John Wesley cited several external reasons for his submission to field-preaching. These external factors include the persuasive requests of George Whitefield, the effectiveness of open-air preaching, and the closed doors of the Anglican Church. These usual suspects have received much attention among Wesley scholars. However, a closer look at Wesley’s writings, especially his A Farther Appeal to Men of Reason and Religion, reveals that internal motivators were at least as much to blame as external ones for driving Wesley to the fields. What initiated and sustained Wesley’s field-preaching for fifty-one years, despite the many inconveniences and dangers associated with this homiletic practice? This study seeks to show that Wesley’s sanctification, nurtured by his theological understanding of God as love and his empathic affections for neighbor, drove Wesley into the fields. This study concludes with an exploration of the implications of Wesley’s theological empathy for the practice and teaching of preaching today.
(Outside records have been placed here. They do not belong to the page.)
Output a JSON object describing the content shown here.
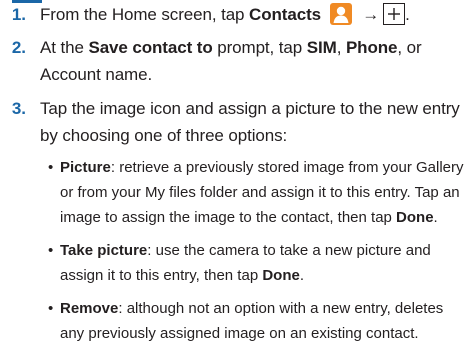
{
  "steps": [
    {
      "number": "1.",
      "prefix": "From the Home screen, tap ",
      "bold": "Contacts",
      "icons": [
        "contacts-app-icon",
        "right-arrow",
        "add-plus-button"
      ],
      "arrow": "→",
      "suffix": "."
    },
    {
      "number": "2.",
      "t1": "At the ",
      "b1": "Save contact to",
      "t2": " prompt, tap ",
      "b2": "SIM",
      "t3": ", ",
      "b3": "Phone",
      "t4": ", or Account name."
    },
    {
      "number": "3.",
      "text": "Tap the image icon and assign a picture to the new entry by choosing one of three options:"
    }
  ],
  "bullets": [
    {
      "marker": "•",
      "title": "Picture",
      "t1": ": retrieve a previously stored image from your Gallery or from your My files folder and assign it to this entry. Tap an image to assign the image to the contact, then tap ",
      "b2": "Done",
      "t2": "."
    },
    {
      "marker": "•",
      "title": "Take picture",
      "t1": ": use the camera to take a new picture and assign it to this entry, then tap ",
      "b2": "Done",
      "t2": "."
    },
    {
      "marker": "•",
      "title": "Remove",
      "t1": ": although not an option with a new entry, deletes any previously assigned image on an existing contact."
    }
  ],
  "colors": {
    "accent": "#1b67a7",
    "contacts_icon": "#f08a24",
    "text": "#231f20"
  }
}
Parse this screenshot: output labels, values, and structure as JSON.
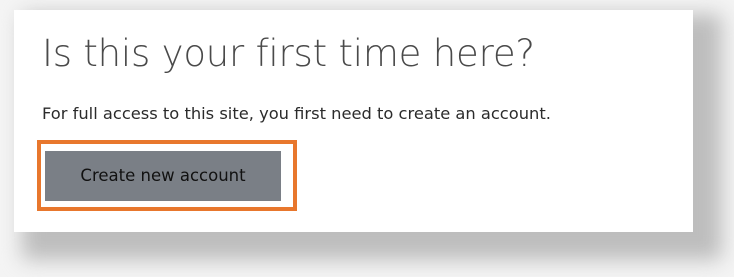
{
  "signup": {
    "heading": "Is this your first time here?",
    "info": "For full access to this site, you first need to create an account.",
    "create_account_label": "Create new account"
  },
  "colors": {
    "highlight": "#e8772d",
    "button_bg": "#7a7f86",
    "heading_text": "#4a4a4a"
  }
}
Luchetti, L. (2017). Theological Empathy and John Wesley’s Missional Field Preaching. Great Commission Research Journal, 8(2), 177-186. Retrieved from https://digitalarchives.apu.edu/gcrj/vol8/iss2/5